An ode to invertebrates


The High Country News GOAT Blog has high praise for the Xerces Society and its 40 years of advocacy on behalf of invertebrates of all kind:

Invertebrates are the planet’s soil tillers and pollen pimps, its gravediggers and stream cleaners; the animal kingdom’s working class. In fact, they represent 99 percent of life on earth. So what better time than now, during “Occupy” mania, for the Xerces Society to celebrate 40 years of advocacy on behalf of invertebrates, Earth’s industrious, but neglected, 99 percent? . . . .

The Society began as a small volunteer group of Lepidopterists committed to the conservation of moths and butterflies, the insect world’s gentle, winged ambassadors. They created the popular Fourth of July Butterfly Count (which the North American Butterfly Association took over in 1993) and the Monarch Project, through which the Society protects the butterfly’s feeding and overwintering sites along its migration route in Mexico and California.

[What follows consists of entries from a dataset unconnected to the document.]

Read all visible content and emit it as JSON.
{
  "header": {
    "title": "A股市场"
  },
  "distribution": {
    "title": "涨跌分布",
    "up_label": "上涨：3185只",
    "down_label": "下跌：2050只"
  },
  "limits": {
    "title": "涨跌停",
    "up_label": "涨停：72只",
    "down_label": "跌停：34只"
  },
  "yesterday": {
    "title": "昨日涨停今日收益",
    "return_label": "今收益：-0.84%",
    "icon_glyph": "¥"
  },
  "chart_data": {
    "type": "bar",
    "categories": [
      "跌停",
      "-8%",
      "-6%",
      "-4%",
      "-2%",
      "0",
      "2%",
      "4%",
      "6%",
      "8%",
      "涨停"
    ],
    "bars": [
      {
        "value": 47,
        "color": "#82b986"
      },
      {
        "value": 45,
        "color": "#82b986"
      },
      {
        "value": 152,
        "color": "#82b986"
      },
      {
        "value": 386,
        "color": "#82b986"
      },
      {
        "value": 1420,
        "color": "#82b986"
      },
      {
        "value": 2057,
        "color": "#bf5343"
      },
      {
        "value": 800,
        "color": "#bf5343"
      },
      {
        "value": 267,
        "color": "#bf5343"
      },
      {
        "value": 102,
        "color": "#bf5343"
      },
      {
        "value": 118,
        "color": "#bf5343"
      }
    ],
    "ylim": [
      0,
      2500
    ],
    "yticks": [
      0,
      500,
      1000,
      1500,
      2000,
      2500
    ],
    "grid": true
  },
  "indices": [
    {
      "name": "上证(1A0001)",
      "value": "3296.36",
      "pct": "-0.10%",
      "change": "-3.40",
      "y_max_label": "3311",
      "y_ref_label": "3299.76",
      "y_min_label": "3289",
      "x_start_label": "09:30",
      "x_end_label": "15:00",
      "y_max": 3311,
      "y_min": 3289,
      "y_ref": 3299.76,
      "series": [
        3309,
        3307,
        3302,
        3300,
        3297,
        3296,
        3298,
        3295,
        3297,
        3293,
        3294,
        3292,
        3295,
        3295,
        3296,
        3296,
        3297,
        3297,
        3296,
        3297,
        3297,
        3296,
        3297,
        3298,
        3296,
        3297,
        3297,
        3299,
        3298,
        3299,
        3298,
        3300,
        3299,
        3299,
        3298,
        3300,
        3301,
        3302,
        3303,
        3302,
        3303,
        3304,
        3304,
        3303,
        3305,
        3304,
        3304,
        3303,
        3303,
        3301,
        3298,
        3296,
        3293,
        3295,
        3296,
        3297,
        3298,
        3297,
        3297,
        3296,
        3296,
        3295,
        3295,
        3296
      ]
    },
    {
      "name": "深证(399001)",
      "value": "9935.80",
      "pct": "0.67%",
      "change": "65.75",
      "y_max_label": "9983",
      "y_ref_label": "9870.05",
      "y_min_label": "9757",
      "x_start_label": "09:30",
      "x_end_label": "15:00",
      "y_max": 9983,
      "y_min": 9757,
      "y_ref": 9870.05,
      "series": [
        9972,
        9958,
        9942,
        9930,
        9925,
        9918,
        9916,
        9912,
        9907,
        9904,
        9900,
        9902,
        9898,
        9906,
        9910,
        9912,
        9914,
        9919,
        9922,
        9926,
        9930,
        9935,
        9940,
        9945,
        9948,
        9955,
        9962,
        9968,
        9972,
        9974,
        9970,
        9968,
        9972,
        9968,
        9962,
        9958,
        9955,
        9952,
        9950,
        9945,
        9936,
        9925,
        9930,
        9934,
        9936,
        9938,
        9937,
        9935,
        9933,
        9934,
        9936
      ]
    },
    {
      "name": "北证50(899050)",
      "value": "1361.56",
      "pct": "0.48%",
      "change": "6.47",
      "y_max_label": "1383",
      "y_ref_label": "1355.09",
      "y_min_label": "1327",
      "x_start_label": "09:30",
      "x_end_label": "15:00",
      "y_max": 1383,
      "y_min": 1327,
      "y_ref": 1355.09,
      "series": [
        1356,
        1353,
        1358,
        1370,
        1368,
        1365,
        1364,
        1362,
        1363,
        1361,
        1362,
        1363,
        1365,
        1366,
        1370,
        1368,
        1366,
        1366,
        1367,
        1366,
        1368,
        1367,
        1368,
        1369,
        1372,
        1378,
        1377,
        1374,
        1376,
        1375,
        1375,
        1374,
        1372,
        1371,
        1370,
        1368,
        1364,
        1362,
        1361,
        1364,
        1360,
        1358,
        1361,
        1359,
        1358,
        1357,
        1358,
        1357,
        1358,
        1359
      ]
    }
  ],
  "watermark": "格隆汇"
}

But in the early 80’s, Xerces went pro, hiring a full-time staff, taking on eminent scientific advisors — including the great conservation biologist and insectophile E.O. Wilson — and broadening its focus from Lepidoptera to native pollinators, aquatic invertebrates, freshwater mussels, and endangered insects. The group’s work has involved myriad western species such as the Taylor’s checkerspot, a vibrant grassland butterfly from the Pacific Northwest; the Siuslaw hairy-necked tiger beetle, a rare predatory beetle that stalks Oregon’s beaches for prey, and the western glacier stonefly, a glacier meltwater-dependent invertebrate known from a single area in Montana’s Glacier National Park.

One wonders, however, what the author and the Society think about the Delhi Sands flower-loving fly, the protection of which hindered emergency services and the development of a local hospital in San Bernardino County.  Or what about the threat Endangered Species Act regulation of the Puritan tiger beetle poses to several homeowners in Maryland?  And don’t forget about the valley elderberry longhorn beetle, a recovered species that still receives ESA protection at the cost hundreds of thousands of dollars that could otherwise be devoted to flood control in California.